Pence says he wanted to start an Ethics Bowl team because he thought the competition was a practical way to engage students in the study of ethics.

“It’s an excellent way of teaching ethics — to force people to make an analysis of a real case,” Pence says. “All of the cases are taken from the news. It’s also a group project that forces people to work together. It’s an exciting intellectual competition. It seems to me that it’s the true purpose of the university and what we’re doing here.”

Team members say the experience has changed their academic life and future in many respects, and they credit Pence for his desire to work with them and see them excel.

“College is a rough adjustment,” Rosales says. “It’s nice to know you have an advocate and someone who believes in you. Even at times when you’re feeling down, you know Dr. Pence believes in you and your abilities because he lets you know.
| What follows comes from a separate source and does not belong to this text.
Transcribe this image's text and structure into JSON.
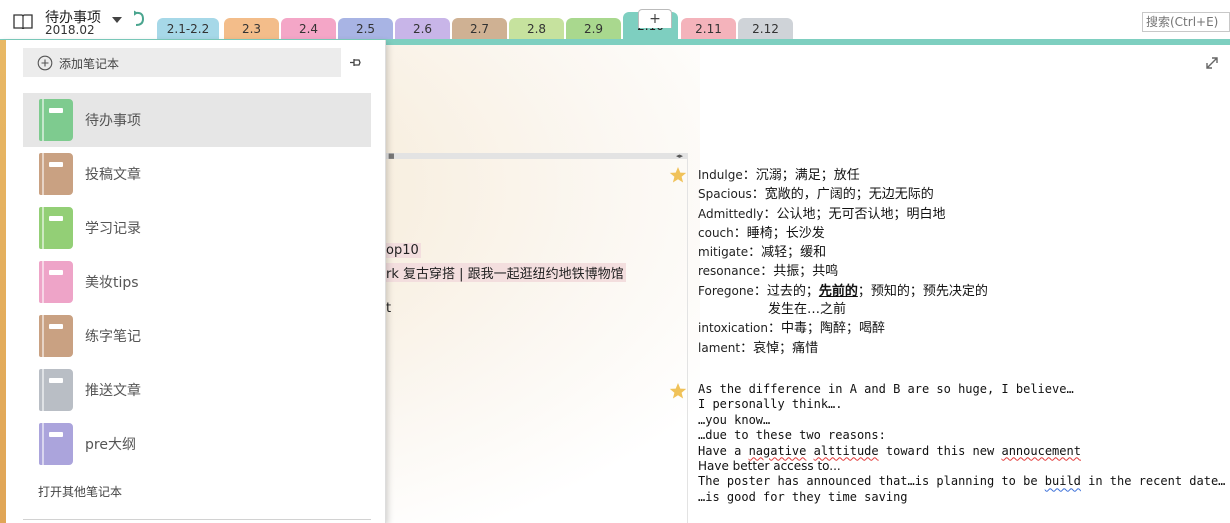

I’m grateful I’ve had the opportunity to be one of his students.”

All of the students on the team are in the Early Medical School Acceptance Program (EMSAP), which Pence directs, with the exception of Sharma, a philosophy and psychology major. She says Pence treated her like one of his EMSAP students, pushing her to excel.

“He motivated me to do things outside of Ethics Bowl, including studying abroad and applying for scholarships to continue my education,” Sharma says. “He’s actually the person who motivated me to try out for the team, because I wasn’t going to do it.”

“I don’t think any of us really can express how much we feel we owe Dr. Pence,” Lester adds. “He’s changed the course of my life in many ways by guiding me through my undergraduate decisions. He’s helped me move on to the next phase of my life and feel confident and prepared.”

UAB’s team showed that confidence throughout the national championship competition, and won many fans along the way.

In fact, as the competition drew closer to its conclusion, members of the audience began cheering for the Cinderella Blazers.

“I’ve been to four ethics bowls, and I’ve never seen the way the audience reacted to us,” Pence says. “They were very enthusiastic that we won.”

Now the upstart team finds itself as the hunted instead of the hunter for next year, a point not lost on the UAB coach.

“This puts us on the map, and it’s a hard map to get on,” Pence says. “Now the slate is wiped clean for us. We’ll have auditions again and start from scratch, only this time we have a target on our back. We’re the national champions.”